■ WHAT YOU NEED TO DO
Pull out every line below that holds the word "this".

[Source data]

**********

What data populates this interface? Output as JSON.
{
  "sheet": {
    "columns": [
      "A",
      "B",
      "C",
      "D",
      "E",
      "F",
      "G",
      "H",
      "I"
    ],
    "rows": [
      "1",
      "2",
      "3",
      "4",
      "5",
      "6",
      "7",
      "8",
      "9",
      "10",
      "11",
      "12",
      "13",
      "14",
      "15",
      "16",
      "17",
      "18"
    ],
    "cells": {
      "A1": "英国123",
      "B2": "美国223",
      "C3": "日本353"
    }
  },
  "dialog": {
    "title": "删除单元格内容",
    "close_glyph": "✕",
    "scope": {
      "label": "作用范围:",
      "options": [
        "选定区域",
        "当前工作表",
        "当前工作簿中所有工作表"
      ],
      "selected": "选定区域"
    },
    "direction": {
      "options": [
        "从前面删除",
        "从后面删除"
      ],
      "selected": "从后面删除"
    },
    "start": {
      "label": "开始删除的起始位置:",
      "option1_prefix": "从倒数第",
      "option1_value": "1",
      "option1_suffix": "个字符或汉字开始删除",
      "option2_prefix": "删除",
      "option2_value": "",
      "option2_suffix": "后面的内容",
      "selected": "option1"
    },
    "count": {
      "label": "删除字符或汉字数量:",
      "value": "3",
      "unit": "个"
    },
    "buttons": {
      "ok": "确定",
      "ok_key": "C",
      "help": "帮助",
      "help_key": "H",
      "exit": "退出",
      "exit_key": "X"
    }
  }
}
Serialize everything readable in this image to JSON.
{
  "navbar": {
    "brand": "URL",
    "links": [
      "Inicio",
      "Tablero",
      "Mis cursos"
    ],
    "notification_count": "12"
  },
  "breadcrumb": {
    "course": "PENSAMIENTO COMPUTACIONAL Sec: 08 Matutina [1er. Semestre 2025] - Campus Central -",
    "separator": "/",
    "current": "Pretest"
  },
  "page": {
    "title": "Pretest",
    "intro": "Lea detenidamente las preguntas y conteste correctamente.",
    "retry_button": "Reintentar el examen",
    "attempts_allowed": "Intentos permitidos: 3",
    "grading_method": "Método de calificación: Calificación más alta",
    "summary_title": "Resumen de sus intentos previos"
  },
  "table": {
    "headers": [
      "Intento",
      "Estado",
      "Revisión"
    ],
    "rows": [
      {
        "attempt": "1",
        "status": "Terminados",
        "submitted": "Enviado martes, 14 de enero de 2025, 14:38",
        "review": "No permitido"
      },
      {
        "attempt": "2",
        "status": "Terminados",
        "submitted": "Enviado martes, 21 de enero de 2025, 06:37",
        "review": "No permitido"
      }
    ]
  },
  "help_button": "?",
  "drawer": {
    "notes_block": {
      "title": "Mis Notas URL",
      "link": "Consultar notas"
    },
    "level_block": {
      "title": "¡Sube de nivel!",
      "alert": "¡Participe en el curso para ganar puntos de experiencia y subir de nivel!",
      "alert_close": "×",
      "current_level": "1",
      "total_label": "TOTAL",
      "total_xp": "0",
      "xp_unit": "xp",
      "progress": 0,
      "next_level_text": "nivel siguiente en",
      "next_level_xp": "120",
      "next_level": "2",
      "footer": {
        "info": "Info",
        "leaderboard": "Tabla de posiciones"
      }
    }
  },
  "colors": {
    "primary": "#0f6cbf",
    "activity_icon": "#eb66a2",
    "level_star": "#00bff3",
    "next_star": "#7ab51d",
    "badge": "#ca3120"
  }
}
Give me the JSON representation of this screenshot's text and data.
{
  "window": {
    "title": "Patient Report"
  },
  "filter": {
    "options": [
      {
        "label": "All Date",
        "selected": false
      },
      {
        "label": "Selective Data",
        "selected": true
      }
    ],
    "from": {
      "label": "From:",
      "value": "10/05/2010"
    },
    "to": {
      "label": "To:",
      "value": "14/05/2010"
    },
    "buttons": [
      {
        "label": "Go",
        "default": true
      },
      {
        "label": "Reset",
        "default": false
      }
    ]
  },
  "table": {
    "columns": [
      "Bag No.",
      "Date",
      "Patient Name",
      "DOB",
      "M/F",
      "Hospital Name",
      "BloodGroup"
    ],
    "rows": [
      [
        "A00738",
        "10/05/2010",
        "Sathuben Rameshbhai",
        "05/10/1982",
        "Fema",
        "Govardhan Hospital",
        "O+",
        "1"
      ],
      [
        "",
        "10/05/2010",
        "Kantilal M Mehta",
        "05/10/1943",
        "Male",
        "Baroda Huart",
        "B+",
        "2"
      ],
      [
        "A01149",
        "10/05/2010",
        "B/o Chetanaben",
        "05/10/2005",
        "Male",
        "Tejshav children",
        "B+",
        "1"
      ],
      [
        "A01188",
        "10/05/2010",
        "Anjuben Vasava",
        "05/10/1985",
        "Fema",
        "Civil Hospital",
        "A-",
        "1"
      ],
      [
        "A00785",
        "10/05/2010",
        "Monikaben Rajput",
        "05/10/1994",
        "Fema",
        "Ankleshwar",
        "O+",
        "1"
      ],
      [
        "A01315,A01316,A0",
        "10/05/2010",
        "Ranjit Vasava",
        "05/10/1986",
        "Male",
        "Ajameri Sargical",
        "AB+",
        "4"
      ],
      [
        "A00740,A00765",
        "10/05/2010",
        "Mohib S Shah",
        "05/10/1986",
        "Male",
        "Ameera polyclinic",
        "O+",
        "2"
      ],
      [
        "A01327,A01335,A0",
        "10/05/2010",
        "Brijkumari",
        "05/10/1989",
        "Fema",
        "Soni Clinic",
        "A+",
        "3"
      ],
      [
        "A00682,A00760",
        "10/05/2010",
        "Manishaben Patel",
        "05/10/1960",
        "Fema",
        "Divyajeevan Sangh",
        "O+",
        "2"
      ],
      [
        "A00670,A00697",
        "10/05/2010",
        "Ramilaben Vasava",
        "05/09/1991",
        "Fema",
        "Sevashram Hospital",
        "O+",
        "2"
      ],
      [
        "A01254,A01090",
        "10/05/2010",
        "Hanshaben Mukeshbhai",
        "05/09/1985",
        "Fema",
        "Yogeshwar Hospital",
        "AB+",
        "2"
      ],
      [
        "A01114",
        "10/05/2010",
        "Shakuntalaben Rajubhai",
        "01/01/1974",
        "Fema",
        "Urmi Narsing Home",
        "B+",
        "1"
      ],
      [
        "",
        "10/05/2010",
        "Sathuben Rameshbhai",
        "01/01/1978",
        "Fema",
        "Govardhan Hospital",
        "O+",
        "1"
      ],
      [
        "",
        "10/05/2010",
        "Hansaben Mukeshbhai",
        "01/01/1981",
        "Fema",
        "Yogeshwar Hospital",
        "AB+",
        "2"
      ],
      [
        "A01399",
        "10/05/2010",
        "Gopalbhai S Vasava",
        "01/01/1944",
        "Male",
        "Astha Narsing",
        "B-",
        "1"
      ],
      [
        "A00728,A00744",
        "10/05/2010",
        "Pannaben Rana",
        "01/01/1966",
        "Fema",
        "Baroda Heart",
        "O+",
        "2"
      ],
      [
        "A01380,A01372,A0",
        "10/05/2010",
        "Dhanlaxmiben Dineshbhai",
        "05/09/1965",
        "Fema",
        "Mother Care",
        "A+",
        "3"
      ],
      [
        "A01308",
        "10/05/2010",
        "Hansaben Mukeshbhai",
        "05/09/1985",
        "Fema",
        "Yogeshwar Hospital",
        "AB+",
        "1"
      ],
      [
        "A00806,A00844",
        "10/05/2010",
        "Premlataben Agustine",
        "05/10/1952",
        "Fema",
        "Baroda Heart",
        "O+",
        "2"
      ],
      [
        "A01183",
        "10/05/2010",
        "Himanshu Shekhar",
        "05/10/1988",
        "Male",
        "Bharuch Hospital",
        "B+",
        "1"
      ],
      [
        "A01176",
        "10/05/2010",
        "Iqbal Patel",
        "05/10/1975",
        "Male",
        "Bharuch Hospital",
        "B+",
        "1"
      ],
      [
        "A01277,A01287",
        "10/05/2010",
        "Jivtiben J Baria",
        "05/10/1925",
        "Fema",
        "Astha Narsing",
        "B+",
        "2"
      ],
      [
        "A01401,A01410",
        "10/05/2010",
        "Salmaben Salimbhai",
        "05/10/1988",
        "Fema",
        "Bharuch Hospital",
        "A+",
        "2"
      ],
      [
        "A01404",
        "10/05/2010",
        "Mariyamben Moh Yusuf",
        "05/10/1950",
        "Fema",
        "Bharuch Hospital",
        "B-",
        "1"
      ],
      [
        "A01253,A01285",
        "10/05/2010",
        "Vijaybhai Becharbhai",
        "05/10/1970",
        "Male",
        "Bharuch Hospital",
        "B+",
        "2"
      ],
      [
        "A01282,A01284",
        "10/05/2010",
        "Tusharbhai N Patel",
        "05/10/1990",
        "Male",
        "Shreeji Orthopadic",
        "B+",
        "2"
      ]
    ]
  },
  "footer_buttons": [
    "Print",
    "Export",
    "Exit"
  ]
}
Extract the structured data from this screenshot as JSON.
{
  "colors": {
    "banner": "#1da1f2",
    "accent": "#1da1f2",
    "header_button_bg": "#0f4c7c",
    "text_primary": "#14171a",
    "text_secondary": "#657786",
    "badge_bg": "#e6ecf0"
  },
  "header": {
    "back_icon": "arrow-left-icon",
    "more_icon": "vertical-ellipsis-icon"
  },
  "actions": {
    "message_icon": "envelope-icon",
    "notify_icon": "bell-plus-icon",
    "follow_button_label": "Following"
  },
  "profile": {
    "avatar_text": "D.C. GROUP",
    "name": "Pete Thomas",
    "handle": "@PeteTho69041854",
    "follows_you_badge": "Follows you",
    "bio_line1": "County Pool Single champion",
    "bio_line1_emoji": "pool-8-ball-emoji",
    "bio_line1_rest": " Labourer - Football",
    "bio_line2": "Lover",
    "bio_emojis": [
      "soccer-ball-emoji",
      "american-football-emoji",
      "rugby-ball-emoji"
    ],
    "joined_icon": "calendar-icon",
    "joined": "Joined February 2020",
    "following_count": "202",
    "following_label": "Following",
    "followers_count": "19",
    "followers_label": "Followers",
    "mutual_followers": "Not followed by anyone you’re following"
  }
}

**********

■ WRITTEN ANSWER
What data populates this interface? Output as JSON.
Serialize everything readable in this image to JSON.
Give me the JSON representation of this screenshot's text and data.
Extract the structured data from this screenshot as JSON.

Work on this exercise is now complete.